"Homeschoolers need a program that is more generalized," she elaborated. "We've recently started a monthly homeschool program that helps fill this niche."
Presenting programs designed for public school students to homeschool groups requires another adjustment.
"We always try to beef up the curriculum," said Rockwoods naturalist Kari Lanning. "If you have a group of homeschoolers age 7 to 8, I always bump it up two grades from the school groups. It seems as though the kids are a little more advanced in their schoolwork."
Parents say they build on the lessons these programs teach. Sandra Spaeth of St. Louis says her children receive a wealth of information from the programs they attend at Powder Valley Nature Center.
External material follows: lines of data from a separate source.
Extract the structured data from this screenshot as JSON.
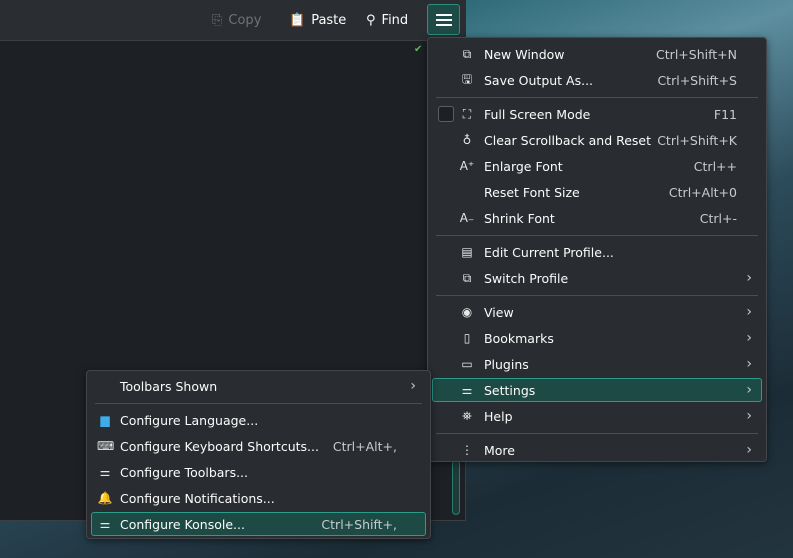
{
  "toolbar": {
    "copy": "Copy",
    "paste": "Paste",
    "find": "Find"
  },
  "main_menu": [
    {
      "type": "item",
      "icon": "new-window-icon",
      "glyph": "⧉",
      "label": "New Window",
      "shortcut": "Ctrl+Shift+N"
    },
    {
      "type": "item",
      "icon": "save-icon",
      "glyph": "🖫",
      "label": "Save Output As...",
      "shortcut": "Ctrl+Shift+S"
    },
    {
      "type": "sep"
    },
    {
      "type": "item",
      "checkbox": true,
      "icon": "fullscreen-icon",
      "glyph": "⛶",
      "label": "Full Screen Mode",
      "shortcut": "F11"
    },
    {
      "type": "item",
      "icon": "clear-icon",
      "glyph": "♁",
      "label": "Clear Scrollback and Reset",
      "shortcut": "Ctrl+Shift+K"
    },
    {
      "type": "item",
      "icon": "enlarge-font-icon",
      "glyph": "A⁺",
      "label": "Enlarge Font",
      "shortcut": "Ctrl++"
    },
    {
      "type": "item",
      "label": "Reset Font Size",
      "shortcut": "Ctrl+Alt+0"
    },
    {
      "type": "item",
      "icon": "shrink-font-icon",
      "glyph": "A₋",
      "label": "Shrink Font",
      "shortcut": "Ctrl+-"
    },
    {
      "type": "sep"
    },
    {
      "type": "item",
      "icon": "edit-profile-icon",
      "glyph": "▤",
      "label": "Edit Current Profile..."
    },
    {
      "type": "item",
      "icon": "switch-profile-icon",
      "glyph": "⧉",
      "label": "Switch Profile",
      "submenu": true
    },
    {
      "type": "sep"
    },
    {
      "type": "item",
      "icon": "eye-icon",
      "glyph": "◉",
      "label": "View",
      "submenu": true
    },
    {
      "type": "item",
      "icon": "bookmark-icon",
      "glyph": "▯",
      "label": "Bookmarks",
      "submenu": true
    },
    {
      "type": "item",
      "icon": "plugins-icon",
      "glyph": "▭",
      "label": "Plugins",
      "submenu": true
    },
    {
      "type": "item",
      "icon": "settings-icon",
      "glyph": "⚌",
      "label": "Settings",
      "submenu": true,
      "highlighted": true
    },
    {
      "type": "item",
      "icon": "help-icon",
      "glyph": "⛯",
      "label": "Help",
      "submenu": true
    },
    {
      "type": "sep"
    },
    {
      "type": "item",
      "icon": "more-icon",
      "glyph": "⋮",
      "label": "More",
      "submenu": true
    }
  ],
  "settings_menu": [
    {
      "type": "item",
      "label": "Toolbars Shown",
      "submenu": true
    },
    {
      "type": "sep"
    },
    {
      "type": "item",
      "icon": "language-icon",
      "glyph": "▆",
      "color": "#3daee9",
      "label": "Configure Language..."
    },
    {
      "type": "item",
      "icon": "keyboard-icon",
      "glyph": "⌨",
      "label": "Configure Keyboard Shortcuts...",
      "shortcut": "Ctrl+Alt+,"
    },
    {
      "type": "item",
      "icon": "toolbars-icon",
      "glyph": "⚌",
      "label": "Configure Toolbars..."
    },
    {
      "type": "item",
      "icon": "bell-icon",
      "glyph": "🔔",
      "color": "#f6a623",
      "label": "Configure Notifications..."
    },
    {
      "type": "item",
      "icon": "configure-icon",
      "glyph": "⚌",
      "label": "Configure Konsole...",
      "shortcut": "Ctrl+Shift+,",
      "highlighted": true
    }
  ]
}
"We did a build-a-bath-house class a few months ago," Spaeth said. "We later tied all of that into a cave study we did on a camping trip. We talked about the bats in the cave, studied different kinds of bats, read Stellaluna, etc. We just continued what the Missouri Department of Conservation started."
Once back at Runge, the kids hike along one of the nature center's trails. Natalie and Tim chatter about previous excursions, both with the Kids Club and with family. The children return to listen to a William Clark impersonator tell the story of Lewis and Clark's Corps of Discovery, then write using pages of Clark's journal as a model. They end their day making fish prints.
The wide range of activities reflects the teaching philosophy the Conservation Department wants to encourage in parents.
"A lot of homeschoolers that I've talked to use Department of Conservation materials to teach conservation. However, they also use it as supplemental materials for their science curriculum," Gray said. "We're working really hard to get people to realize that conservation is a topic that can be used to teach across all the subject areas."
To spread the word, Jeff Cantrell, an MDC education consultant in Neosho, holds a yearly curriculum fair for homeschoolers at which he spreads out all the educational material the Department provides.
"The fair gave you different ways to think about conservation and see it from their standpoint," said Donna Ryan, one of the parents who attended. "He gave us different ideas on how to use it."
Looking back over the day at Runge, Carol Hansen reflects on what her children have gained.
"I think Runge developed an appreciation of the outdoors that carried over," Hansen said. "It teaches kids to respect nature. It's a good support system."
For information on MDC educational materials and calendars of events, visit the Department's website.